A new study reveals aspirin use, and vision loss go hand-in-hand. The regular use of aspirin is linked to an increased risk of vision loss with aging. About 19% of adults in the United States reported using aspirin on a regular basis.
Many of the people using aspirin regularly have reported they use aspirin for prolonging heart benefits, and continue to use more aspirin as they age. Although aspirin has been known to prevent heart attacks, and other cardiovascular problems, recent studies suggest that long-term aspirin use is associated with adverse side-effects.
What is Macular degeneration?
Macular degeneration is a chronic disease of the eyes that causes loss of vision in the center of the vision field. Macular degeneration an age-related disease that causes the retina in the back of the eye to leak blood, and fluid. This disease decreases your quality of life by causing blurred central vision, or blind spots. Daily activities, such as driving, reading, and recognizing faces become increasingly more difficult.

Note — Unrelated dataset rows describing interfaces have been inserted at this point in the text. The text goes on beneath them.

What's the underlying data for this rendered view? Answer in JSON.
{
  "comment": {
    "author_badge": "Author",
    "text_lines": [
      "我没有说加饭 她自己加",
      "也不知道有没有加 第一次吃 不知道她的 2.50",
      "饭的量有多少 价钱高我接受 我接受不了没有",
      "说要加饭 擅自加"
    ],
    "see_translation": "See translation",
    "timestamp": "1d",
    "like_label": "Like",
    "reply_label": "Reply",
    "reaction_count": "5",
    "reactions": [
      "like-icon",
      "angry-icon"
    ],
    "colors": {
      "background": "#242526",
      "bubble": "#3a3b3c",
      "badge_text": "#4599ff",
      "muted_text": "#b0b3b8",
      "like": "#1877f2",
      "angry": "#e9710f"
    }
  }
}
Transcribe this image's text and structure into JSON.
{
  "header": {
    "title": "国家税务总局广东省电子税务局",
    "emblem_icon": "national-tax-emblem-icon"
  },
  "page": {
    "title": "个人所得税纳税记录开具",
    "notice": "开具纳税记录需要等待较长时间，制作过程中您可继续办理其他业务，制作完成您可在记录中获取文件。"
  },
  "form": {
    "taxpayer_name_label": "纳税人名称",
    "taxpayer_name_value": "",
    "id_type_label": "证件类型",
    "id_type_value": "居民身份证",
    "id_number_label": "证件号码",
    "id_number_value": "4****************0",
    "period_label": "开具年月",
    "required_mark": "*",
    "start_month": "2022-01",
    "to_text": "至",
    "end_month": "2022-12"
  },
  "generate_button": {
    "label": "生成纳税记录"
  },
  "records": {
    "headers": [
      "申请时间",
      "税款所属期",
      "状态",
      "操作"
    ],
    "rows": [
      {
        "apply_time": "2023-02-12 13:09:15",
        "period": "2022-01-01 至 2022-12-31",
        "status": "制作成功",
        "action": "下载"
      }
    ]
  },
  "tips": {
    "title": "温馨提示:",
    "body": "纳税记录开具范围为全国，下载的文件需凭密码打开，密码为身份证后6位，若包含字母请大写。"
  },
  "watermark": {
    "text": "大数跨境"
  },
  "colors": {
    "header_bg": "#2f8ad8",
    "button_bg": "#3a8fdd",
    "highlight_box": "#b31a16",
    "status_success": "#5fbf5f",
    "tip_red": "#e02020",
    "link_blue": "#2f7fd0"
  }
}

Macular degeneration is the leading cause of blindness for the elderly.
• Blurred, or blind spots in the center of your vision
• Gradual increased haziness in your central vision, or complete vision
• Hallucinations of shapes, or people
• Difficulty recognizing faces, and other objects
• The need for a brighter light when reading, or doing other activities
• Difficulty adapting to low light levels, such as stepping inside from outside on a sunny day
• Increased blurriness of text
• Decrease in color intensity
If you have noticed a significant change in your vision with age, consult your doctor for an eye exam.
So what can you do to prevent macular degeneration? Set appointments regularly for eye exams. Early detection can delay vision loss. Eat nuts, and fruit.
Smokers are twice as likely to develop symptoms of macular degeneration, do not smoke. Last, but not least do not rely strictly on aspirin for prevention of cardiovascular problems, and other remedies. Tell your doctor about your concerns, and ask for recommendations on aspirin supplements. Although aspirin has been known to prevent heart attacks, and other cardiovascular problems, recent studies suggest that long-term aspirin use is associated with adverse side-effects.
With these new studies coming to light, people are beginning to wonder how to weigh the options of preventing a heart-attack, or going blind. It is not so much a matter of dying from a heart-attack, or going blind. Using aspirin for occasional use does not show many harmful side-effects. Aspirin can save a life during the event of a heart-attack, so of course aspirin is recommended in the event a heart-attack would occur. Use aspirin with caution, occasionally.